He pointed to Santos misrepresenting himself as Jewish and falsely claiming his grandparents were Holocaust survivors.
“Once someone lies to me, I can never trust that individual again,” he said. “The Holocaust is something that touches the heart of every Jew and someone that would use that as a talking point as a vote getter, I think is wrong.”
Teodora Choolfaian, a Nassau County mother, said she voted for Santos in part because of his positions on Covid-19 measures in schools. But this week she attended a rally organized by state Democrats to call on him to resign. She said Santos is a “fraud.”
“The whole person that he created and the ability to deceive us is just so troubling,” she said. “This man should not be allowed to be in office and we all know it. I want to assure you the Republicans know it too.”
However, some Republicans in New York said they were not dropping their support for Santos.
Tom Zmich, a former congressional candidate in the neighboring 6th District, said Santos is a friend of his and “hasn’t done anything wrong, as far as legality wise.”
“He admitted he lied. And most Christian people believe in forgiveness.
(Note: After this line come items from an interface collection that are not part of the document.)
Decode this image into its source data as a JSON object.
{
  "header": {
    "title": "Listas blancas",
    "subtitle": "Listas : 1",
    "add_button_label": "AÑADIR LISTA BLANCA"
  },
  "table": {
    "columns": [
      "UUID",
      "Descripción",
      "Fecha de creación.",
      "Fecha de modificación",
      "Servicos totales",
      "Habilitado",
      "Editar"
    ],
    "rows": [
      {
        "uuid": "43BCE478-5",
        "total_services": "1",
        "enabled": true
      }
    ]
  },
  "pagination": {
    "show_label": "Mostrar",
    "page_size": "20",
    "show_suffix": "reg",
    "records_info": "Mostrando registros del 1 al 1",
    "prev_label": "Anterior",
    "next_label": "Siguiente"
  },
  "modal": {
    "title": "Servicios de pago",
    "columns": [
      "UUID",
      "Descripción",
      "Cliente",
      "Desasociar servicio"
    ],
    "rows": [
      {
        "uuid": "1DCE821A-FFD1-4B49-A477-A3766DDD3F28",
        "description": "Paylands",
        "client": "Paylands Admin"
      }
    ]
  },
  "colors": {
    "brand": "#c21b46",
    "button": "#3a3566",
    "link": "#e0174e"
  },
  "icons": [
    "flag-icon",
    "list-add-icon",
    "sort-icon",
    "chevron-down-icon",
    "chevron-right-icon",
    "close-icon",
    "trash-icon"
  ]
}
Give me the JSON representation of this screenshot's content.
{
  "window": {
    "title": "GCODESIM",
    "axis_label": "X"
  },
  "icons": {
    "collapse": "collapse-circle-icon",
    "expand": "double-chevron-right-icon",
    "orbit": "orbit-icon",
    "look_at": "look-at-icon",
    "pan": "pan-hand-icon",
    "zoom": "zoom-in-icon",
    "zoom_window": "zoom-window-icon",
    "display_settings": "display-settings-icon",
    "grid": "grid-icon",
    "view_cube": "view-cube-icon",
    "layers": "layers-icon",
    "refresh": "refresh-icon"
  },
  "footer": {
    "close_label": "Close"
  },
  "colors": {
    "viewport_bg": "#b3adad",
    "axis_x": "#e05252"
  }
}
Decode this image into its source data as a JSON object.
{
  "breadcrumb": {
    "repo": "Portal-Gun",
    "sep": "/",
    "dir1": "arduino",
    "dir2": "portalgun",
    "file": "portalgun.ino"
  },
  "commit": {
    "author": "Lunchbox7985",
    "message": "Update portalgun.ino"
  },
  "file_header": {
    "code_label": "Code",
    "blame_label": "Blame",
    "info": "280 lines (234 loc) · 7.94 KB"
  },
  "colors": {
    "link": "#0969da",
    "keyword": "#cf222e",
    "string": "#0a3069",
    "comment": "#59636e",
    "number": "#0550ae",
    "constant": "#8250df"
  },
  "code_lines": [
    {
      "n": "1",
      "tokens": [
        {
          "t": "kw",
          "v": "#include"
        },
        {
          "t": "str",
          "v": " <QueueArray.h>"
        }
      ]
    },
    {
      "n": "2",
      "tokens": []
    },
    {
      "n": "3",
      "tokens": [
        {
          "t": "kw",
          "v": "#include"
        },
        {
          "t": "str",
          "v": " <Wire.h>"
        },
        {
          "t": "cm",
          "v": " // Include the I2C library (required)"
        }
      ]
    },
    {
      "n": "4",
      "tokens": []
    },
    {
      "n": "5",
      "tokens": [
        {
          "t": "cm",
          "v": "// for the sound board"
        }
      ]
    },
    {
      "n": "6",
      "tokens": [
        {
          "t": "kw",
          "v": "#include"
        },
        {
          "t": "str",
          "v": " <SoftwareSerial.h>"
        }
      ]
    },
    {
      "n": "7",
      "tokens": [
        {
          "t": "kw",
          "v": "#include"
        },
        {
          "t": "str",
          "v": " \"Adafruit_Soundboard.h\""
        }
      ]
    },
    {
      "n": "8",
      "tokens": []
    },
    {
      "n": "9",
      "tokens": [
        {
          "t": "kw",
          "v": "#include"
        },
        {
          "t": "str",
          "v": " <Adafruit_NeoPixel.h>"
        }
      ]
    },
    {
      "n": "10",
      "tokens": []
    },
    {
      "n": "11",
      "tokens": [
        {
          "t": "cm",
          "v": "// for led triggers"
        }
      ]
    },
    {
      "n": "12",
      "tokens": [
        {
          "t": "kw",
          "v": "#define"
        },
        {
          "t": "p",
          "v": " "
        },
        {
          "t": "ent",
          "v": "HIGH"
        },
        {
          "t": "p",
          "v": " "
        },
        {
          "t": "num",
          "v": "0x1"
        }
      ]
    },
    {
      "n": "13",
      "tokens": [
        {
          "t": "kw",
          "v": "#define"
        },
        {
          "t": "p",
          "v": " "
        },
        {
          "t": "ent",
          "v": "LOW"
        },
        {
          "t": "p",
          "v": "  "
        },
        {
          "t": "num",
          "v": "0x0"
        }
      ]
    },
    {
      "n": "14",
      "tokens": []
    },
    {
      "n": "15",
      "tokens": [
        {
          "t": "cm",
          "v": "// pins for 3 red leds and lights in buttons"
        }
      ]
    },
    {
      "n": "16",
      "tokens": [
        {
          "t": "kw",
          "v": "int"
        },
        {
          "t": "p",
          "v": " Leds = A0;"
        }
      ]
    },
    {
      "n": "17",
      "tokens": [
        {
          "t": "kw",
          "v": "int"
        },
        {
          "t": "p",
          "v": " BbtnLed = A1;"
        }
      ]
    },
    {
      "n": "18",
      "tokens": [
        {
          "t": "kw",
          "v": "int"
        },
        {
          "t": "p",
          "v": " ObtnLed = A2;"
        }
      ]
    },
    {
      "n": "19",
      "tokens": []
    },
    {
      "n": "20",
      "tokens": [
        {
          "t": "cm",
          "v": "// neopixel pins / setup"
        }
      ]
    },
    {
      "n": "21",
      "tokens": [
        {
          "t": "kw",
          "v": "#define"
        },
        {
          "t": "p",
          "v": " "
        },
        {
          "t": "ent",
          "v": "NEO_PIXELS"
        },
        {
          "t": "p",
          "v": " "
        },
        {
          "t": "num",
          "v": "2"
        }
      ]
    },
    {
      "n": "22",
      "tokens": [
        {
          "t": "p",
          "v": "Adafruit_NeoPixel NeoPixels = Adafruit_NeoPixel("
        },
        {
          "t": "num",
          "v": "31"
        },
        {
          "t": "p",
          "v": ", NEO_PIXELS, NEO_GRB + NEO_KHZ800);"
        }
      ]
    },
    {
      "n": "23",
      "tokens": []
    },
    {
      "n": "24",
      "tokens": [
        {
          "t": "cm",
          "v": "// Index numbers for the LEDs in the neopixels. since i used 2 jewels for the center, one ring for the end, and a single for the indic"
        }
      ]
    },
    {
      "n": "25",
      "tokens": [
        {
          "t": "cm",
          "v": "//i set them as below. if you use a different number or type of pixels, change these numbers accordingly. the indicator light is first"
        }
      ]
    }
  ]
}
Maybe not forget, but move on,” he said. “Let’s see what happens.”
Santos campaign donors also described feeling shocked and betrayed by the revelations in recent days.
One significant campaign donor, who requested anonymity to speak freely about his experience with Santos, told CNN on Thursday that he had been connected with Santos after GOP Rep. Elise Stefanik of New York introduced them. “She asked me to talk to him when he first ran,” he told CNN.
This donor plans to speak with both Santos and Stefanik.
“I liked George,” he told CNN, but “I’ve got to confront him – I don’t need any skeletons in my closet.”
Stefanik’s office did not respond to CNN’s request for comment.
Although the donor initially “sensed” that Santos came across as an “embellisher,” the donor believed that Santos’ “heart was in the right place.” Santos allegedly told this donor that he worked at Goldman Sachs and would “always talk about the big deals he’d done.”
Another person who interacted with Santos at fundraising events told CNN that when he met Santos, he “thought he was a little fake-it-till-you-make it guy. … He was making these claims like he was a financial whiz.”
This person, who also requested anonymity to speak freely about Santos, told CNN he has been in contact with the representative-elect, and shared text messages from December 22 in which Santos claimed he has been in touch with the Office of Congressional Ethics.
“I’ve been in touch with the office of congressional ethics and anything they want they have,” Santos told the person in a text message shared with CNN.
It is unclear whether Santos has been in touch with the Office of Congressional Ethics, and if so, who initiated the contact. Santos made the comment in an exchange in which he appeared to be trying to assuage a concerned donor.
CNN has reached out to the OCE requesting confirmation. The office investigates complaints from the public and could refer the matter to the House Ethics Committee – potentially the first step toward a congressional investigation of Santos.
Santos’ office has not responded to CNN’s repeated requests for comment.
Another campaign donor, who similarly requested anonymity to speak freely, told CNN on Friday that she “of course is shocked” following the news of the congressman-elect’s alleged deception and feels “betrayed and lied to.”
The donor explained that she had supported Santos because he was the frontrunner in her local race, and, “I had no reason to think that he would have done what he did.”
“I usually have fairly good instincts, but he was just good at this!” she told CNN.
She said she doesn’t understand why he would make up these claims.
“It is one thing to embellish, and the work experience alone doesn’t disturb me as much,” she said. “But to make up heritage – that is unspeakable.”